Page and application data records:

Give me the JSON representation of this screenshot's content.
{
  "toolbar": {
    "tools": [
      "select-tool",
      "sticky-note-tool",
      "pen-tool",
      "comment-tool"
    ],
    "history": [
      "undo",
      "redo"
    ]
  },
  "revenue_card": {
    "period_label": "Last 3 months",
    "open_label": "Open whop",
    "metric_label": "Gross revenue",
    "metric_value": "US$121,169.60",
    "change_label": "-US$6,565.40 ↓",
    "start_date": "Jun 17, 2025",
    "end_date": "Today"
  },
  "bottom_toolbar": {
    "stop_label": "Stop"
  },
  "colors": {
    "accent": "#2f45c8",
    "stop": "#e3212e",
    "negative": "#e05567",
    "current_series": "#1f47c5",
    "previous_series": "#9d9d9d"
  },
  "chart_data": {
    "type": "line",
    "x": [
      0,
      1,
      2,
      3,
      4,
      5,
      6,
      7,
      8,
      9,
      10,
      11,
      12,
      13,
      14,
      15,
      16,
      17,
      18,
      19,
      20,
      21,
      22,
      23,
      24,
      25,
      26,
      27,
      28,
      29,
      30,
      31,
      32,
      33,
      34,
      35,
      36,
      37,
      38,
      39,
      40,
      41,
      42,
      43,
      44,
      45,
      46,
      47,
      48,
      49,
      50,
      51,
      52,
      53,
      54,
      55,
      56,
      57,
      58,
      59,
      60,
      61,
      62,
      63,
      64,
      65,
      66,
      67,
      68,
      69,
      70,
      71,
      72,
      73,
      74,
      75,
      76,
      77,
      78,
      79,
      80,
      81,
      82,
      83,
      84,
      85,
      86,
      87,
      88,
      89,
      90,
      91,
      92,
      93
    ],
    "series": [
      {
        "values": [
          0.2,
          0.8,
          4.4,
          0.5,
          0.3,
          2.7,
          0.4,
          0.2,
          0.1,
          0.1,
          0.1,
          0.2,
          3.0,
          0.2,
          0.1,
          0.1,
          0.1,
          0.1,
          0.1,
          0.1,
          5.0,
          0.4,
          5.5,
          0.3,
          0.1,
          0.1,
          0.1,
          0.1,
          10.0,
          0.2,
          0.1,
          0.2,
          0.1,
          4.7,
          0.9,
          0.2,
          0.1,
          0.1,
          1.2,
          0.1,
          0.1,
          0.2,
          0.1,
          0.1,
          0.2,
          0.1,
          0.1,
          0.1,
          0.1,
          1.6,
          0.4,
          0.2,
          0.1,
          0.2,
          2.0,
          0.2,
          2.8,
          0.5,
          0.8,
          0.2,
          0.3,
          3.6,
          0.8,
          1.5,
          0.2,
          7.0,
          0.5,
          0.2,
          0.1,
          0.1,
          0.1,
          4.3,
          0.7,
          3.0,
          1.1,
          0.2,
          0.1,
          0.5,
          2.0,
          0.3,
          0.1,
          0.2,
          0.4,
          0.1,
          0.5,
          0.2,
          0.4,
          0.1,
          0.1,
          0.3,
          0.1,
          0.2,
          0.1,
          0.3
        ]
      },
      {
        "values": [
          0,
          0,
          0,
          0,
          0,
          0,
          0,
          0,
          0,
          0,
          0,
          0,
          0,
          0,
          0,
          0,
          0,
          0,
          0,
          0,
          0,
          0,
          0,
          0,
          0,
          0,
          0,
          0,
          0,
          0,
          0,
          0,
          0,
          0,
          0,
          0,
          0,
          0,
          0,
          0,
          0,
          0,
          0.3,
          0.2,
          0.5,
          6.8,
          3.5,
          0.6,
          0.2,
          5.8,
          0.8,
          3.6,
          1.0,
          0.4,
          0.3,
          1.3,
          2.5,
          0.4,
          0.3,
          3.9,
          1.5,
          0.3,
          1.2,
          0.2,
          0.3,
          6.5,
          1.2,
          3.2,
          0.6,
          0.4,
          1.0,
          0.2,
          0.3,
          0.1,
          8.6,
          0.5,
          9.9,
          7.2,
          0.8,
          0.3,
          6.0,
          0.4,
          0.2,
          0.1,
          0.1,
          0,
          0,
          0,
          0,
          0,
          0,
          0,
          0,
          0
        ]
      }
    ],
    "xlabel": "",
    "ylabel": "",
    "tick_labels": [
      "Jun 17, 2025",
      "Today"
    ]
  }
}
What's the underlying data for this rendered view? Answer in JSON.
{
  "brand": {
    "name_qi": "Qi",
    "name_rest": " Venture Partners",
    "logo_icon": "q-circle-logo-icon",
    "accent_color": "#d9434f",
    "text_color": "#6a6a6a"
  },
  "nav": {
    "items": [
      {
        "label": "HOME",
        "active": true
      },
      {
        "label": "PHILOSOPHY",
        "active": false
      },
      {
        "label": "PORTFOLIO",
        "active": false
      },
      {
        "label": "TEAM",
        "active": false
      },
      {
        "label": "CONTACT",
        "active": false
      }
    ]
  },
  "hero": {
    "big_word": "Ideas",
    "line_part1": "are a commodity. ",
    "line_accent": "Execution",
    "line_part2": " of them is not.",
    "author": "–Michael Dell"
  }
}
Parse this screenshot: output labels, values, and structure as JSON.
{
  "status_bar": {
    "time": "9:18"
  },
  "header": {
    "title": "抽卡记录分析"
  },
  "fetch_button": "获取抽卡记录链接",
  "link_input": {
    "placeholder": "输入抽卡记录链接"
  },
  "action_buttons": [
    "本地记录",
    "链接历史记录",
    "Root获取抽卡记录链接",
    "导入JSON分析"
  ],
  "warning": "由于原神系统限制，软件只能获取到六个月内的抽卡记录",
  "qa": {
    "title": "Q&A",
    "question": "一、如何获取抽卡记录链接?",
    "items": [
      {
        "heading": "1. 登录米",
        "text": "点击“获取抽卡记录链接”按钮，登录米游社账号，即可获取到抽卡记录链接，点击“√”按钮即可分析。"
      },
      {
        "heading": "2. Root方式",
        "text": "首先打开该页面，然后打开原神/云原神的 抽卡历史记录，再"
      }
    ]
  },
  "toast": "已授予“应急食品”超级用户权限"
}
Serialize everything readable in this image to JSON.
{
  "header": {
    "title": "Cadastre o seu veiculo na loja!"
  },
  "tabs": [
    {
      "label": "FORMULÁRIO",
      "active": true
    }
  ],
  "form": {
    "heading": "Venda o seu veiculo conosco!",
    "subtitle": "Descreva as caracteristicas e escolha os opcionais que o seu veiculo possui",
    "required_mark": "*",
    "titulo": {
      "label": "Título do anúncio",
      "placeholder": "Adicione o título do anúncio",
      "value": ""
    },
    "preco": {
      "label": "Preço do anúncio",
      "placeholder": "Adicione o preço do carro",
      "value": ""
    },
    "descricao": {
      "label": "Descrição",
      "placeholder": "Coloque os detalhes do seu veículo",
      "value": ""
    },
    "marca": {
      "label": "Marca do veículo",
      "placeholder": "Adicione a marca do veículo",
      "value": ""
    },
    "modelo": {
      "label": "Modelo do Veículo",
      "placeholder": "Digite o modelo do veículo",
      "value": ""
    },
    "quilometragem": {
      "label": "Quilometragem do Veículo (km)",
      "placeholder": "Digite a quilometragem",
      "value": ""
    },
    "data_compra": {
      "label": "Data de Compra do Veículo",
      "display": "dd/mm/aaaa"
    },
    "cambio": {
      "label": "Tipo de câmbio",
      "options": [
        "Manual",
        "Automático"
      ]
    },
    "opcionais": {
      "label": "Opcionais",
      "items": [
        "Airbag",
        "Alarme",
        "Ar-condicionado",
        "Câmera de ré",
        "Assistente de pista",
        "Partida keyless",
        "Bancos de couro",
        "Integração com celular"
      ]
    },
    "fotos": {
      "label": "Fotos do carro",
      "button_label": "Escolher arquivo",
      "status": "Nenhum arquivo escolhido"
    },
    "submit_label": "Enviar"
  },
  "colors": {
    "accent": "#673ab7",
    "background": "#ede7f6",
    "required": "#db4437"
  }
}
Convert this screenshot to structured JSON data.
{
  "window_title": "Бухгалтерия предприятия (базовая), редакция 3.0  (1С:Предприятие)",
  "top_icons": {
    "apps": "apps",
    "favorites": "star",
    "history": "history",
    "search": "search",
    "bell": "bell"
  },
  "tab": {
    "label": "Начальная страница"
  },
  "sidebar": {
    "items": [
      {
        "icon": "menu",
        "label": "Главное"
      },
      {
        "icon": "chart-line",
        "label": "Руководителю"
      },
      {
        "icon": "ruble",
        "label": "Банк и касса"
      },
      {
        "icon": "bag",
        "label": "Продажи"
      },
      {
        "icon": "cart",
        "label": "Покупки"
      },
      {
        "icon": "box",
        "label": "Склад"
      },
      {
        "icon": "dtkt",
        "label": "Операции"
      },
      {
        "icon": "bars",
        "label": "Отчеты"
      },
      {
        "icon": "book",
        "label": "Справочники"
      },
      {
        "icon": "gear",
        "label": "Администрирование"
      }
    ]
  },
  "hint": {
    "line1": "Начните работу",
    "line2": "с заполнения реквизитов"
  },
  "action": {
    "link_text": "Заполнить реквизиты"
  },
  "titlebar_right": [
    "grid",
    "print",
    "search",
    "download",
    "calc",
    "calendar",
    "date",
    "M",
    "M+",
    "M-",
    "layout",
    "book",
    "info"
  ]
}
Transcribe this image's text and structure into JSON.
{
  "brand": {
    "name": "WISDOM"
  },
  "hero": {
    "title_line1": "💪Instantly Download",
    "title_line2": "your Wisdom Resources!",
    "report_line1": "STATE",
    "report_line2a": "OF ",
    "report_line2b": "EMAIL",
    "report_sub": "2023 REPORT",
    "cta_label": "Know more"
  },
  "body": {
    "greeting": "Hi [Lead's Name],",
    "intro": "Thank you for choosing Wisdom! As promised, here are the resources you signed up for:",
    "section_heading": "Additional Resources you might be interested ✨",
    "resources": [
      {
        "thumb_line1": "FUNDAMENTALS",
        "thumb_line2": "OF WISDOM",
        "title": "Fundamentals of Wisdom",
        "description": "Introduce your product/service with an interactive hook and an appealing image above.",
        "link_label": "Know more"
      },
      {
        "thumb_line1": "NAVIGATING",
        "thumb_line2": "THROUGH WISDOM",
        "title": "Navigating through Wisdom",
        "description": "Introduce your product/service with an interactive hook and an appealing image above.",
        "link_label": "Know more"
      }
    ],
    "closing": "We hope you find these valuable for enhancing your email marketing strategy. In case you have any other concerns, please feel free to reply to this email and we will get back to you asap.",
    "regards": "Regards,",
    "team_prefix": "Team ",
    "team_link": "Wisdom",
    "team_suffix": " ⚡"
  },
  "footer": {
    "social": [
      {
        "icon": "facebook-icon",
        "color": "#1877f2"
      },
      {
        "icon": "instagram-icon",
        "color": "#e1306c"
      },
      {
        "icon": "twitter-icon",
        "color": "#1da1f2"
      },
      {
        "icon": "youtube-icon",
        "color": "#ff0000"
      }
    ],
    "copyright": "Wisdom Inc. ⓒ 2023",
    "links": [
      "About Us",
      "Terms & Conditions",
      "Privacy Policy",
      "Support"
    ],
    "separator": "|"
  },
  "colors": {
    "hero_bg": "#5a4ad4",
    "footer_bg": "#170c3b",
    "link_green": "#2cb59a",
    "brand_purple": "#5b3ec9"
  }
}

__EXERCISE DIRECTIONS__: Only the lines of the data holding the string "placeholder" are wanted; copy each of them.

__TASK SOLUTION__:
    "placeholder": "输入抽卡记录链接"
      "placeholder": "Adicione o título do anúncio",
      "placeholder": "Adicione o preço do carro",
      "placeholder": "Coloque os detalhes do seu veículo",
      "placeholder": "Adicione a marca do veículo",
      "placeholder": "Digite o modelo do veículo",
      "placeholder": "Digite a quilometragem",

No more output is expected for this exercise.